What is expected: Tally the lines of the data that include the word "text" and state the total, nothing else.

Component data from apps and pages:
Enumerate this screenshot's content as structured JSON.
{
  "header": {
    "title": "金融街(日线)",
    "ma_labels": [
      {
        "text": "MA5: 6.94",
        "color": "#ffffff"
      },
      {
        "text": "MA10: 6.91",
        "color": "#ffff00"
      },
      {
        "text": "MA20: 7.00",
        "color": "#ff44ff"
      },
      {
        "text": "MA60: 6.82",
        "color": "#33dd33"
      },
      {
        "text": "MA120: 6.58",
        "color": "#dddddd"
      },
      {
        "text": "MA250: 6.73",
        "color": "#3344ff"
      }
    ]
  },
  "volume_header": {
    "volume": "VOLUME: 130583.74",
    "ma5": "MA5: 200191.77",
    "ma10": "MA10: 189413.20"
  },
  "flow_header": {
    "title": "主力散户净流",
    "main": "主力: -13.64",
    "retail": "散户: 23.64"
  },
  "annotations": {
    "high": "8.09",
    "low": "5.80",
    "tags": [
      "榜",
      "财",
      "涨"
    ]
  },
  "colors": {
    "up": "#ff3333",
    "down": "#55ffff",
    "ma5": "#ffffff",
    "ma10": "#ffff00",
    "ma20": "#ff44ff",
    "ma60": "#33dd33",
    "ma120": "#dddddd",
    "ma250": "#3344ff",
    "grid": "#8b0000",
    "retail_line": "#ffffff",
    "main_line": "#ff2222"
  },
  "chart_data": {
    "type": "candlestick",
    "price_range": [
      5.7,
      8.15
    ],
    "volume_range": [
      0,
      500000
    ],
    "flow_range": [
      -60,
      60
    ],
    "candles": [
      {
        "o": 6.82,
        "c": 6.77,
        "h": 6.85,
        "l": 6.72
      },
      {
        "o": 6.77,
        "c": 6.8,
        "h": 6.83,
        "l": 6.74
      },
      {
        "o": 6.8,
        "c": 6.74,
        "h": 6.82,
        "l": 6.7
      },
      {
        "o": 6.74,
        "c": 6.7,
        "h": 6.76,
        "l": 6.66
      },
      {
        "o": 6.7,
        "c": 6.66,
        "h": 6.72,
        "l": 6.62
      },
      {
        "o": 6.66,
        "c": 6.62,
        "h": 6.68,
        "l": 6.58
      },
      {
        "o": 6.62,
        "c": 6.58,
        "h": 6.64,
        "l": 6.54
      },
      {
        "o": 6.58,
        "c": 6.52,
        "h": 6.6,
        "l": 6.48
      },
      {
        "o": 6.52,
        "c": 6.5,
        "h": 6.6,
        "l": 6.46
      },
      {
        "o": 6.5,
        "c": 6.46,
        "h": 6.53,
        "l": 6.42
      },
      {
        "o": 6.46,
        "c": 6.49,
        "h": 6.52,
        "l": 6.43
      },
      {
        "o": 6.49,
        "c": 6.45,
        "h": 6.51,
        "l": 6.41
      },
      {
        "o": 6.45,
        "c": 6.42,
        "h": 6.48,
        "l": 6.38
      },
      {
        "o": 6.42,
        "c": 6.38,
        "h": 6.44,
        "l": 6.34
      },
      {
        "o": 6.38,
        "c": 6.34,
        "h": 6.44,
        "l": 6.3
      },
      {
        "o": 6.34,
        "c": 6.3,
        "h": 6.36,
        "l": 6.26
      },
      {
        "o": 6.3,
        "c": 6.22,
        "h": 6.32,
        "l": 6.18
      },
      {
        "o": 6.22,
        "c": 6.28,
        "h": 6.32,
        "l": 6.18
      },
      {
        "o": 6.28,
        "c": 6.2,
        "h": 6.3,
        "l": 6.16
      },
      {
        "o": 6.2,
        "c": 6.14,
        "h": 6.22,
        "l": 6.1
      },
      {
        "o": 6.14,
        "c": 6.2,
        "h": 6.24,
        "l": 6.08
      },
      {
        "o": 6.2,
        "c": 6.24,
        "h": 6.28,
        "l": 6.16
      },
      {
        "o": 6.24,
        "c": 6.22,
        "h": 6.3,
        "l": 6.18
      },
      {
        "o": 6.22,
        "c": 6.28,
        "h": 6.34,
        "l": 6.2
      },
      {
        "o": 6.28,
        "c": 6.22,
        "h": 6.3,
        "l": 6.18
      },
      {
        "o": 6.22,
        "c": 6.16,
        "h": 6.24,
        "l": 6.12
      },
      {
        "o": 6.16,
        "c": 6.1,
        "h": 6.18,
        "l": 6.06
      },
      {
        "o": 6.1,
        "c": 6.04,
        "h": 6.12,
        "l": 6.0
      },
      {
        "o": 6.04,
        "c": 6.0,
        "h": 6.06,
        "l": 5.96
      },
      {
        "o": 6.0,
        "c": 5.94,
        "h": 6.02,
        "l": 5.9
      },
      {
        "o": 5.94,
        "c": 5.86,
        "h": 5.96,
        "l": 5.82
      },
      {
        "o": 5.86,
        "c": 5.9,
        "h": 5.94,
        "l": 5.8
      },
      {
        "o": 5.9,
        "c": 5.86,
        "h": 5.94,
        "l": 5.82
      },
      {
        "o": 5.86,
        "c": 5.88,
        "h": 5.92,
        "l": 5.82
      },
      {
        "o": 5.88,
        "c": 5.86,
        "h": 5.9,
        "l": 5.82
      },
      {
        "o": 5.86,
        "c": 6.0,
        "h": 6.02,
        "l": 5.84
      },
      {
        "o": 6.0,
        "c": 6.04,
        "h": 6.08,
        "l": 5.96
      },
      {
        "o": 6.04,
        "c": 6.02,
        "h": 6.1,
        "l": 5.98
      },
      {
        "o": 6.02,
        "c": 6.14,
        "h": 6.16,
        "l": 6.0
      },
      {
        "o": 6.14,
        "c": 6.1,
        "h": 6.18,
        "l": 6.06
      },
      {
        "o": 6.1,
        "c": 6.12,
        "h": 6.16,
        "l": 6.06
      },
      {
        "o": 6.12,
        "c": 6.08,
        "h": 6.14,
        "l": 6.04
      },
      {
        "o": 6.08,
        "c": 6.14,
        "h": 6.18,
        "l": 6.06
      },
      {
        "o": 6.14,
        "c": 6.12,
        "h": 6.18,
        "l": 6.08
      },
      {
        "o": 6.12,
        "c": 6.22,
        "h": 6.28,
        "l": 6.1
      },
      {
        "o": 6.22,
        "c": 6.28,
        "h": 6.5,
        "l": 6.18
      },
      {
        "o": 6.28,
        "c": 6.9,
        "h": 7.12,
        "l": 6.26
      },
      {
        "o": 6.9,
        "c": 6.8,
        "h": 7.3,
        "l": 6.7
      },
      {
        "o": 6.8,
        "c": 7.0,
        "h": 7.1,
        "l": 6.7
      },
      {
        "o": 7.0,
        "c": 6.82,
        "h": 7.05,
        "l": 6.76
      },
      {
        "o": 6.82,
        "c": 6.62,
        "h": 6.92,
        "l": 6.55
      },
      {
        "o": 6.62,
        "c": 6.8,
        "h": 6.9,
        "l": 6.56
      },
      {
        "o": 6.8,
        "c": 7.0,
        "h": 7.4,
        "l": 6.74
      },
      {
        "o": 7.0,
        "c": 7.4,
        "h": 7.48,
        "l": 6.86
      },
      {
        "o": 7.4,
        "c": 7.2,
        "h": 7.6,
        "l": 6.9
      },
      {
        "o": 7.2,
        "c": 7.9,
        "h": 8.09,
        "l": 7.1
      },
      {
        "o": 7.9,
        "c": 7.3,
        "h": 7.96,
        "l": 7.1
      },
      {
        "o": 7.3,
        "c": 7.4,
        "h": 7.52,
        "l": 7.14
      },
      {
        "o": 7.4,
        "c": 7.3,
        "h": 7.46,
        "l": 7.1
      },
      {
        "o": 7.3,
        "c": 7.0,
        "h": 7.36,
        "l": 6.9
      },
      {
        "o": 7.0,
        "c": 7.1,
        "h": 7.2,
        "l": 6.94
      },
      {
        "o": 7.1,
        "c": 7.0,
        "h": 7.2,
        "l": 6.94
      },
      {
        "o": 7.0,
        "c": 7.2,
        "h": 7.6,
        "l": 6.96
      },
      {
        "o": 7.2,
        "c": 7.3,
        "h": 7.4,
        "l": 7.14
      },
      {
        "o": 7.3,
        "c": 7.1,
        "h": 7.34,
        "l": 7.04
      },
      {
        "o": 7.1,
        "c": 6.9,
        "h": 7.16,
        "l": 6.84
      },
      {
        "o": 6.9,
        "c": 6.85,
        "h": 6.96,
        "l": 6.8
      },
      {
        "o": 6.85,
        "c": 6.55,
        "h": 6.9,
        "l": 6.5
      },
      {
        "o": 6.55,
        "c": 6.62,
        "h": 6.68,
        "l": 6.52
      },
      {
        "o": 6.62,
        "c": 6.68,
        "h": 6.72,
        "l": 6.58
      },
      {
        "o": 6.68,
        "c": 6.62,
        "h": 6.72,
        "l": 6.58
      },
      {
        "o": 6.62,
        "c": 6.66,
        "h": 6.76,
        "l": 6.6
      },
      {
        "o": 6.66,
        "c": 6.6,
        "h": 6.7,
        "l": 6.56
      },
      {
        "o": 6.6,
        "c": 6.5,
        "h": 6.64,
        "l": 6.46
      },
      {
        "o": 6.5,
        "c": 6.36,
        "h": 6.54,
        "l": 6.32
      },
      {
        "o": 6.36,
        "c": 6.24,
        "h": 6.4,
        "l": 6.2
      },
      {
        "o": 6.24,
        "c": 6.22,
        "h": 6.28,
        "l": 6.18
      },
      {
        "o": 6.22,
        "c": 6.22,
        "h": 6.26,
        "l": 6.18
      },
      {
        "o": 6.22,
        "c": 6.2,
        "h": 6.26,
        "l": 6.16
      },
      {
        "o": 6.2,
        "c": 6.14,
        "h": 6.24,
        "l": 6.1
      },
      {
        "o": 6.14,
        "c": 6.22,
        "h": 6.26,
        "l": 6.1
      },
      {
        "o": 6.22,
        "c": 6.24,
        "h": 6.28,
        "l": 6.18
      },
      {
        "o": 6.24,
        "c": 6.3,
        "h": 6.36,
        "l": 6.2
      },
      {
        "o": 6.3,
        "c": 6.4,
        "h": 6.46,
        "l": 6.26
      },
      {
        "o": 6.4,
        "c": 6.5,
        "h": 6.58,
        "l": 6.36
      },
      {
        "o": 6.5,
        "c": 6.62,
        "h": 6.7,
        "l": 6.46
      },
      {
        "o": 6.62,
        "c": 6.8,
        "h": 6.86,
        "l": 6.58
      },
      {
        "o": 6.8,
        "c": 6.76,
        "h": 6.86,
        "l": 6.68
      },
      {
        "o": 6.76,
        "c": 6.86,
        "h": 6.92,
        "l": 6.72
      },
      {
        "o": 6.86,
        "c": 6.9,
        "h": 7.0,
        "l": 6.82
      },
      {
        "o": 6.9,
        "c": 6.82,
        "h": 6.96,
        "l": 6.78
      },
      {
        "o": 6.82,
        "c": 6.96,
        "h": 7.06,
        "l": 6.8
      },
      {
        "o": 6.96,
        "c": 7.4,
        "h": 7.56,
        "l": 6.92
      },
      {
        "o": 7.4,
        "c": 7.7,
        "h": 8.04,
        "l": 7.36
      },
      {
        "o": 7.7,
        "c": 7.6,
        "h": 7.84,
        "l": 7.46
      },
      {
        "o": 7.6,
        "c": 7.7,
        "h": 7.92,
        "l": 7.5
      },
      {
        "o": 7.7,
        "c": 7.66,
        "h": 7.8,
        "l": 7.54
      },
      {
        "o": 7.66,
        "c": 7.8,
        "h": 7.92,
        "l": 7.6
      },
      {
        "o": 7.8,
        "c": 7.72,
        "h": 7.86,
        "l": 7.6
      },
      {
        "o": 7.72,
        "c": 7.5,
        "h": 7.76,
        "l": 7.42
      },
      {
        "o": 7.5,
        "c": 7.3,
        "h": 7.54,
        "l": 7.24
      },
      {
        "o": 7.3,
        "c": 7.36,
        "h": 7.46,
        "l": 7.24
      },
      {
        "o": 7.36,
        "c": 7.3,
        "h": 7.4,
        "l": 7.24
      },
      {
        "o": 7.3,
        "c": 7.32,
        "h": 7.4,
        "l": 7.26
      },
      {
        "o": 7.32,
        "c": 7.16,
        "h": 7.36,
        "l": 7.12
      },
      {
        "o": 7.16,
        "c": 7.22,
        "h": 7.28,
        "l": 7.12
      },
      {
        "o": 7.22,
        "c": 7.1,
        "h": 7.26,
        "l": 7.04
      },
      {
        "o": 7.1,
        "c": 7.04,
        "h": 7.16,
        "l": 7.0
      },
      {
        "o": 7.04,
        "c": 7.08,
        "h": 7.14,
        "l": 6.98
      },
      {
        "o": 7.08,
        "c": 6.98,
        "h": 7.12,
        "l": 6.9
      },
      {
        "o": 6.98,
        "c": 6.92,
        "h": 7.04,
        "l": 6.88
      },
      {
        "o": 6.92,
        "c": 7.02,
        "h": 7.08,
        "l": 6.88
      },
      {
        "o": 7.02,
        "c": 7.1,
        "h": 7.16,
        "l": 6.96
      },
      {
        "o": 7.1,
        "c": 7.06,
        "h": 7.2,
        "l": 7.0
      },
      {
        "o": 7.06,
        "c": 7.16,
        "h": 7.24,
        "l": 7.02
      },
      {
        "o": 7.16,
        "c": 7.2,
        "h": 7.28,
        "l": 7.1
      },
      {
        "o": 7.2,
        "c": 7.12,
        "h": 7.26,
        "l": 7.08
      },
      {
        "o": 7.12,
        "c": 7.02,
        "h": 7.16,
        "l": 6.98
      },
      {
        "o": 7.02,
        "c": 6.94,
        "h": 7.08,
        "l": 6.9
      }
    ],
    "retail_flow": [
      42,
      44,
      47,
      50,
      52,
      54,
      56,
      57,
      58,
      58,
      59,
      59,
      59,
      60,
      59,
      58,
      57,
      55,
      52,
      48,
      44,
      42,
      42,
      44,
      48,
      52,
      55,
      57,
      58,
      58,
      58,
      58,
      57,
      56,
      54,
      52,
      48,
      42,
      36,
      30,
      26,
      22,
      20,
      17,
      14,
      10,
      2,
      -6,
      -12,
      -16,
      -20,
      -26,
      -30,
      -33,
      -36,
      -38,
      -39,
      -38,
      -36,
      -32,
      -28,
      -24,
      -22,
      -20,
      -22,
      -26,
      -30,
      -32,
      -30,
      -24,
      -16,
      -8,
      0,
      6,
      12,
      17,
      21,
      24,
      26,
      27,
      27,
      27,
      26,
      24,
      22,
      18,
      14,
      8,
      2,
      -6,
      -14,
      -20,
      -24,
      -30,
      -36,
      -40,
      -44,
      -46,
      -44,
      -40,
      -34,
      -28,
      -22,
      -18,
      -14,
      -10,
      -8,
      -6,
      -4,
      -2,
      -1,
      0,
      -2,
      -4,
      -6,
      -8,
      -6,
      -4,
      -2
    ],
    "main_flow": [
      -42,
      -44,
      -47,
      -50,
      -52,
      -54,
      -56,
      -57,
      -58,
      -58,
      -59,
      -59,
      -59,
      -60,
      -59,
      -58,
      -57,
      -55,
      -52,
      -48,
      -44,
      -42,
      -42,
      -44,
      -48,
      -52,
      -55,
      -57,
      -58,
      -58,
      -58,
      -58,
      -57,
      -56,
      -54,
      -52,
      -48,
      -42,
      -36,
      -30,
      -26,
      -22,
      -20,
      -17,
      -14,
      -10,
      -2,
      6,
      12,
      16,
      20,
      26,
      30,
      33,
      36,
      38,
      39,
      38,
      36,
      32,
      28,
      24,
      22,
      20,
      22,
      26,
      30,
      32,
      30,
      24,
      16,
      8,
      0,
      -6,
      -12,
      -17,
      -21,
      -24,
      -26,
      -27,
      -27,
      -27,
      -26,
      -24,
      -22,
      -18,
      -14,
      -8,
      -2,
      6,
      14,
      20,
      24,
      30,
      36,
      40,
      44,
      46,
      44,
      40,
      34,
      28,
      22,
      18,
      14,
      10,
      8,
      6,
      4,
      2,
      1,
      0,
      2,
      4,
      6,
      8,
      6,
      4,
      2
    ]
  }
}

Answer for this exercise: 6